I set up the ambush on the floor on my side so Pickles wouldn’t jump in and step on it. This morning on the way out to feed the horses, success greeted my efforts. Pixie est morte.

Pixie or Dixie?

However, when I looked in the glove box to make sure they hadn’t been back in there, I was shocked. The little buggers not only had gotten in and chowed down but they slipped through what could only be a 3/8″X 3/8″ portal. I couldn’t get my middle finger in it and I have petite, aristocratic digits- or so I’m told.

Sensing Dixie is still afoot and may even have pitched a tent under the seat by now, I dug a new Punji pit with fresh extra sharp cheddar.  I dutifully invoiced the mousetraps and candy bars as a business expense. News and film on this developing story at Six tonight right here on the asknod network.

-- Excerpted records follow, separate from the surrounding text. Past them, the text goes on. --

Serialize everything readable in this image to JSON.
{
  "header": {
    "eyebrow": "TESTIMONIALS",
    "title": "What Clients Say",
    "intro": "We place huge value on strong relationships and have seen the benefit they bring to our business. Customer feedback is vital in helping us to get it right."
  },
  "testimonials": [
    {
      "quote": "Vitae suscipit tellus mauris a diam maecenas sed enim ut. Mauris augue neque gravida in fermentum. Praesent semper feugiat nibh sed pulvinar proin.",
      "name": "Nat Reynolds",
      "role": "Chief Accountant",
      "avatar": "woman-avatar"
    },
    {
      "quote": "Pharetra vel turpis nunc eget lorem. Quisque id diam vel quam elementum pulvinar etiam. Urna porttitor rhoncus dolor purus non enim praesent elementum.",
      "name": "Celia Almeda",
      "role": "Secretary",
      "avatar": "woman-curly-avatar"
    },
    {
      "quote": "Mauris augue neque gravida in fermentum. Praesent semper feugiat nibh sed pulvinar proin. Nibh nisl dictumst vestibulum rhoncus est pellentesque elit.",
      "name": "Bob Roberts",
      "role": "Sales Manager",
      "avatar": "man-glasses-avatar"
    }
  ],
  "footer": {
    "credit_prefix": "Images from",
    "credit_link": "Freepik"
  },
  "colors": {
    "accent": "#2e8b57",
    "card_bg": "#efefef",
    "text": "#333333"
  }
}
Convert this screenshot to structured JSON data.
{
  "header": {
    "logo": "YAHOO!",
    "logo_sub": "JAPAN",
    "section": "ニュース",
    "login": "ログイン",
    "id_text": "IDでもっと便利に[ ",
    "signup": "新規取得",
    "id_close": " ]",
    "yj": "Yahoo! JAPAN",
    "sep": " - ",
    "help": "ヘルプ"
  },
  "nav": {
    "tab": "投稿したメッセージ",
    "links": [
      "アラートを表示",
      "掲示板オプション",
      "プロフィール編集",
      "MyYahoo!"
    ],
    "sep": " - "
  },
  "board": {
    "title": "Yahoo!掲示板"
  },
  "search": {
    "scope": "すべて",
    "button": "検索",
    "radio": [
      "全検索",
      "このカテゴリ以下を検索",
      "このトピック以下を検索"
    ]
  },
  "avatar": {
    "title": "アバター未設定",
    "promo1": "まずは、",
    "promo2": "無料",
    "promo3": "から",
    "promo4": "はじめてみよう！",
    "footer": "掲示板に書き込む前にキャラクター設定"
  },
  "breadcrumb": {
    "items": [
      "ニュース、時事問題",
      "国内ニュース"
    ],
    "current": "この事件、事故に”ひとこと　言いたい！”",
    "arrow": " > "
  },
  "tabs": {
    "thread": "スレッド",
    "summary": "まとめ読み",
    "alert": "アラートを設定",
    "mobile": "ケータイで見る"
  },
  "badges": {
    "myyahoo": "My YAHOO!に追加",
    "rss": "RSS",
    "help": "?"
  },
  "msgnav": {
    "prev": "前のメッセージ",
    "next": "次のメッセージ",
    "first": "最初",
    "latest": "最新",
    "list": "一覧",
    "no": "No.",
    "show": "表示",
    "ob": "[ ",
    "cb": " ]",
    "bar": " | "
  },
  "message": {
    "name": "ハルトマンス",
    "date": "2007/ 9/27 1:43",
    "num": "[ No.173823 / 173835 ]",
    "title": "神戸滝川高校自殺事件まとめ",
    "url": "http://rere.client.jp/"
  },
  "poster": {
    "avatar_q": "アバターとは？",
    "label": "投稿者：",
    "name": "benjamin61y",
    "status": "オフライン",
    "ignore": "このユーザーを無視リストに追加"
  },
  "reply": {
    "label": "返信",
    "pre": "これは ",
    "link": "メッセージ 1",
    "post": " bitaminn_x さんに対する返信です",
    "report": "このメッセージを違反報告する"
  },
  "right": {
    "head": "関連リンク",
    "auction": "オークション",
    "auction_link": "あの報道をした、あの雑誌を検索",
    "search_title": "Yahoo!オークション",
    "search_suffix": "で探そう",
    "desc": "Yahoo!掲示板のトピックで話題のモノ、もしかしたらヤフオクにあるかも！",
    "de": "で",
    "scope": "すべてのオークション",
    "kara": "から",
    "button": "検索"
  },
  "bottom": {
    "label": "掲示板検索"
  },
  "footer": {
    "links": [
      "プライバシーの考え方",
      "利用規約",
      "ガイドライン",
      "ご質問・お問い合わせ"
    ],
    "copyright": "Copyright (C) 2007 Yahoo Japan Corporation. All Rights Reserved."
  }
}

P.S. Great news! I found Dixie this morning. Now I have to wonder about their offspring.


PP.S.  Pickles was put in the laundry room this AM because we have the burglar alarm folks over for a revamp of the fire alarm system. She found my spare mouse entrapment device and “remodeled” it for me.



Don the 1st SOG Vet 11 Bravo F4P I represent out in Wyoming has a burning question he wants answered.

Weren’t Pixie and Dixie both guys? And if so, were they in a committed, monogamous relationship? Inquiring minds want to know…

Well, Don. I gave that some thought and went back out to the trash can. I took a gander at Dixie’s privates and to be truthful, my eyesight isn’t that good. I’d hate to hazard a guess because mice aren’t my strong suit. And, truth be told, I didn’t look at Pixie’s unmentionables before I gave her/him it’s Last Rites and interred it either, Don. In sum, I can’t say that Pixie wasn’t Dixie or vice versa. I put in a new Claymore and will report back soon. We have a good magnifying glass in the office here so perhaps you could give me some pointers on identifying a Pix from a Dix.

Posted in Humor, KP Veterans, VA Agents | Tagged , , , , , , , , , , , | 1 Comment